About this exercise -> Your answer should show every line of the material below that includes "ffffff".

[Records to process Boundary: Start]

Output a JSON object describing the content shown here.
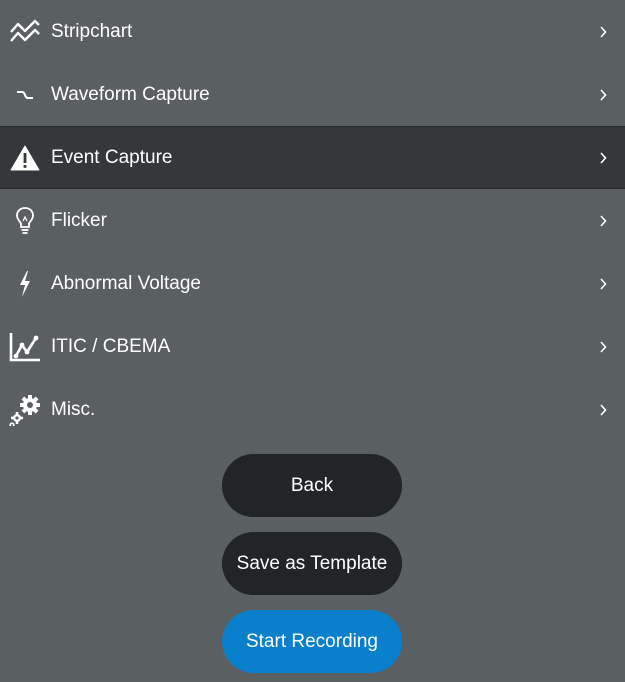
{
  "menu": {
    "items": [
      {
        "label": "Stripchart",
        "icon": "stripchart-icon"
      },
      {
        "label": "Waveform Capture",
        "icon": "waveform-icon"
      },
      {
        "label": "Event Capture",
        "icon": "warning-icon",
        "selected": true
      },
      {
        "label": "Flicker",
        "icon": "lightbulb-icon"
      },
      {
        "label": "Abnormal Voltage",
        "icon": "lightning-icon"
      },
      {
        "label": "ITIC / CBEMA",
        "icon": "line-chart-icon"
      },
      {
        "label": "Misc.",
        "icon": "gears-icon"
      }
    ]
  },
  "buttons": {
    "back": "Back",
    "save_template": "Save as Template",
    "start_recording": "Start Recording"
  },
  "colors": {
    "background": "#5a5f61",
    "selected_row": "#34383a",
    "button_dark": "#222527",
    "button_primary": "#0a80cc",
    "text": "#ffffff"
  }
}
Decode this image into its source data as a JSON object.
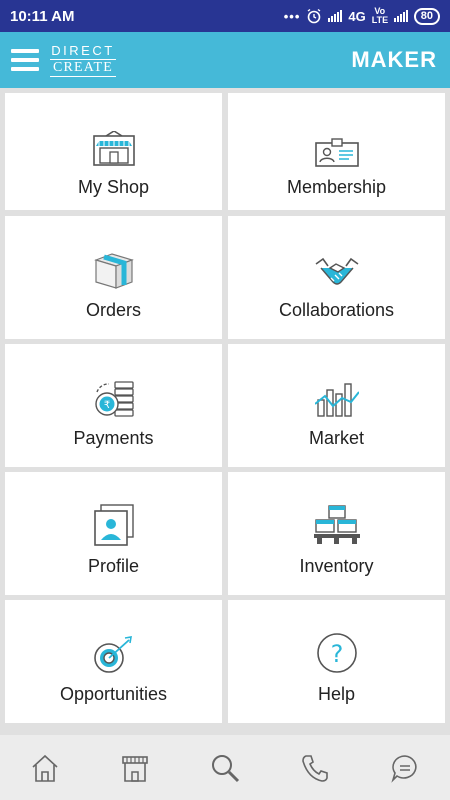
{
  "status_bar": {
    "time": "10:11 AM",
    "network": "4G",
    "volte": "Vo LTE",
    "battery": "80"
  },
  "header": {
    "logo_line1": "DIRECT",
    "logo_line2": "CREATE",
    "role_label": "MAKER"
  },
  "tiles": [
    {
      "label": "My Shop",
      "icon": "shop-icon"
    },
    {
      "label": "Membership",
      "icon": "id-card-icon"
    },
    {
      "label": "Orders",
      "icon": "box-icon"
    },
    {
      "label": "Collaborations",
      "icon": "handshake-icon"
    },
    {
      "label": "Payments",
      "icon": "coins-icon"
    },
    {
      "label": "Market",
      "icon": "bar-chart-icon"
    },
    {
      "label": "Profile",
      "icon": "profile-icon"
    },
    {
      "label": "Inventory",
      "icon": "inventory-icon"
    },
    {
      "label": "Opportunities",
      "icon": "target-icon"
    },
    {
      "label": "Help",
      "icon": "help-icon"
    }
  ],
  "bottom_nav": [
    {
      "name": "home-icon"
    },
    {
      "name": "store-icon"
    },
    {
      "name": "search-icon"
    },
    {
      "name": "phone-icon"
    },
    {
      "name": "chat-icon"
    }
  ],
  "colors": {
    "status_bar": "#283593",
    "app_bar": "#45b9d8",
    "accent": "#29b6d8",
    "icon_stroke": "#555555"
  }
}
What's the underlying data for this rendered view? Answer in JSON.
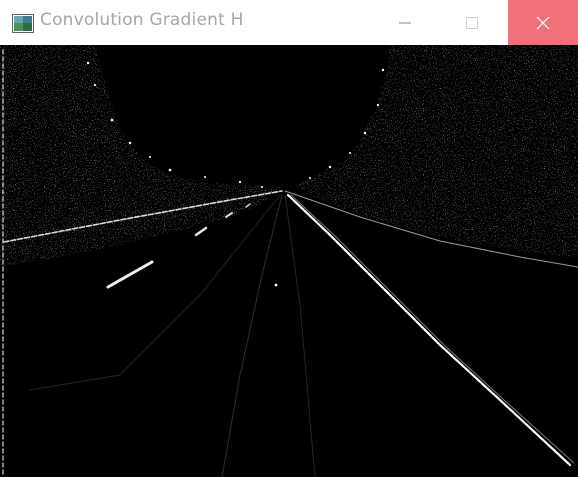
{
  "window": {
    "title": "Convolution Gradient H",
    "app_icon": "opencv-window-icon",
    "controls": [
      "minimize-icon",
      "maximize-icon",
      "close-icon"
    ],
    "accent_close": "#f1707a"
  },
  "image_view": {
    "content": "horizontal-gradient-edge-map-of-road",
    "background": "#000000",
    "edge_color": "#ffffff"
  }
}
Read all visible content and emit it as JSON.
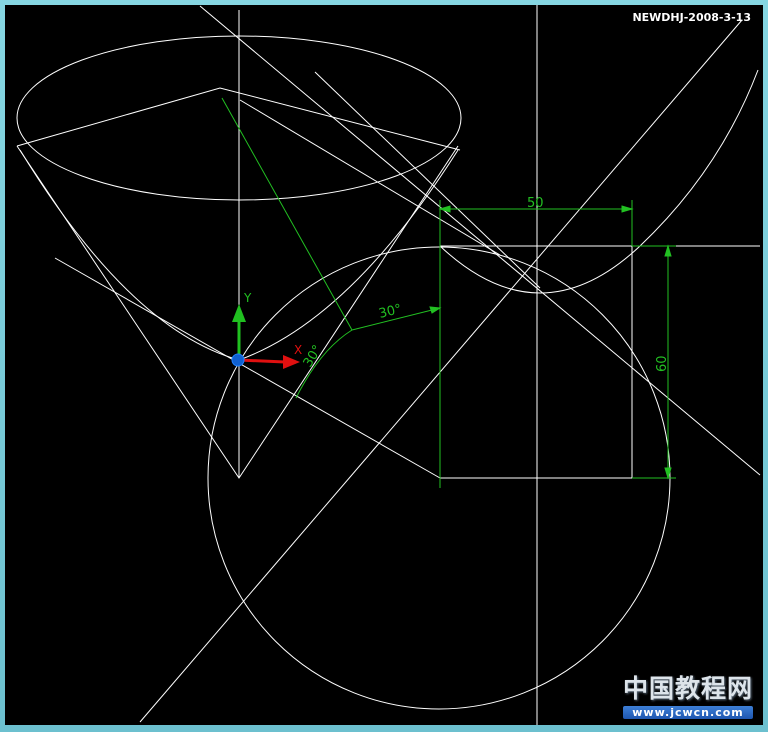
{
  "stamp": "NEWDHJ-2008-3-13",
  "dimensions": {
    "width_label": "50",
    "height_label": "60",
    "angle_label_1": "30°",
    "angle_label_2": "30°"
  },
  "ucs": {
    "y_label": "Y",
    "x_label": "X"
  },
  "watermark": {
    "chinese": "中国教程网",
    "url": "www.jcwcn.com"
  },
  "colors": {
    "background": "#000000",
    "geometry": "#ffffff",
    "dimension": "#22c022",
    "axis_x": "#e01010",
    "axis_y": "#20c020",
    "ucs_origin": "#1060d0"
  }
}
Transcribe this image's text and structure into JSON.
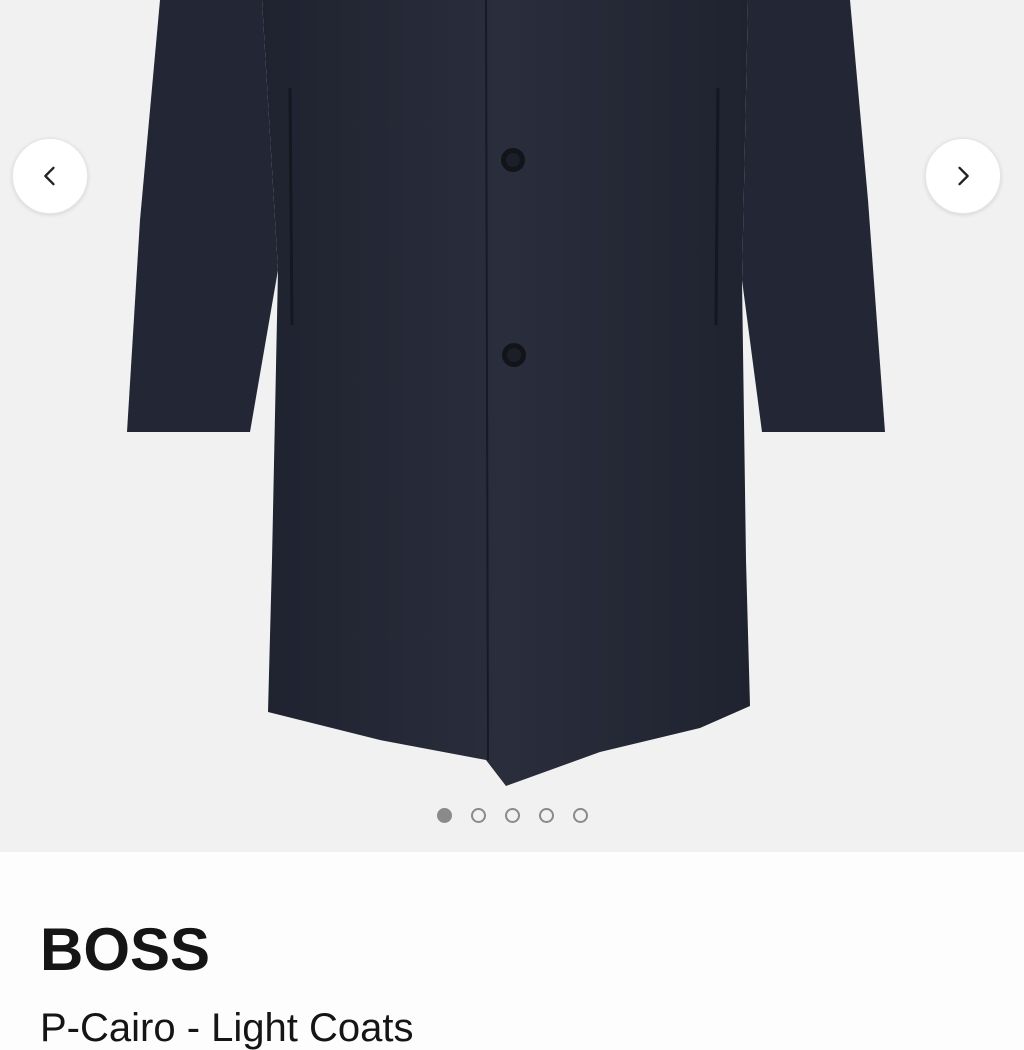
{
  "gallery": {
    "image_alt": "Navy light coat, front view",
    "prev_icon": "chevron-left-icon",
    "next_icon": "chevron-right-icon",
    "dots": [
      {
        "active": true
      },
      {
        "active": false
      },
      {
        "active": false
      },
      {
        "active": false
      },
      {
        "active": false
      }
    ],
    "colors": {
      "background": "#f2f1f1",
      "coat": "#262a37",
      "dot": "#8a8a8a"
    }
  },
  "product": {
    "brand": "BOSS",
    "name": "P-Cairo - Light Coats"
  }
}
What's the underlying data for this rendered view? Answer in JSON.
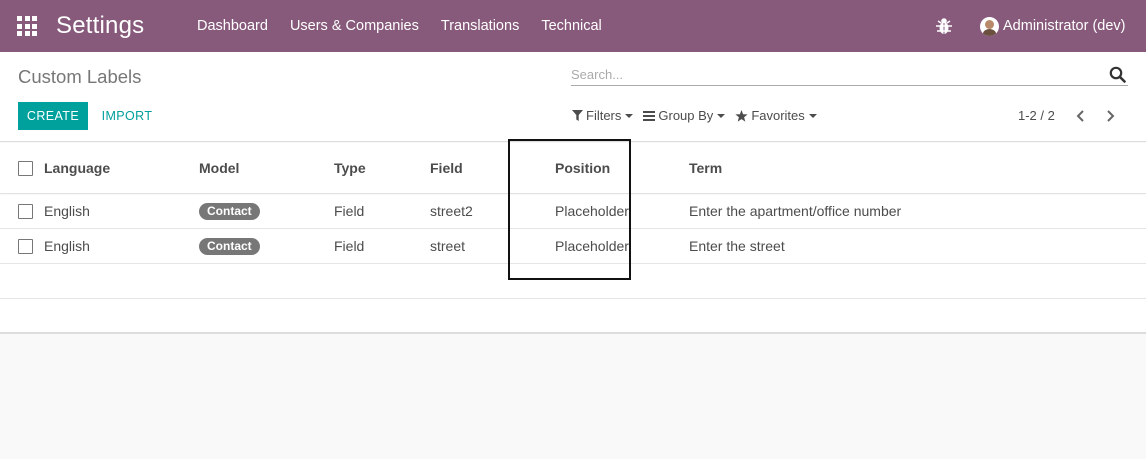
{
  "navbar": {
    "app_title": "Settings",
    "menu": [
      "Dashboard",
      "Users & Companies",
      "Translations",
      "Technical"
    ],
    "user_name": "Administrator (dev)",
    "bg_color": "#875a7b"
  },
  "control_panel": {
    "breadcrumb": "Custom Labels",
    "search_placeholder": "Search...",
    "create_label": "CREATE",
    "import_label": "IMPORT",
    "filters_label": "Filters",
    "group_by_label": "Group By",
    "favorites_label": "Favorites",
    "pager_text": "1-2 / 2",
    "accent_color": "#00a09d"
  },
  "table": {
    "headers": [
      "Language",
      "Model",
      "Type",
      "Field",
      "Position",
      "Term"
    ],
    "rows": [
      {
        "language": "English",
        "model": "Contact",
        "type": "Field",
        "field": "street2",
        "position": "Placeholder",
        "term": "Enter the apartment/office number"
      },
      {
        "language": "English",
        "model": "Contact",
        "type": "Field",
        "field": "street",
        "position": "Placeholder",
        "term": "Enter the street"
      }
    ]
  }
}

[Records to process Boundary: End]

Expected answer ->
    "text": "#ffffff"
    "edge_color": "#ffffff"
    "geometry": "#ffffff",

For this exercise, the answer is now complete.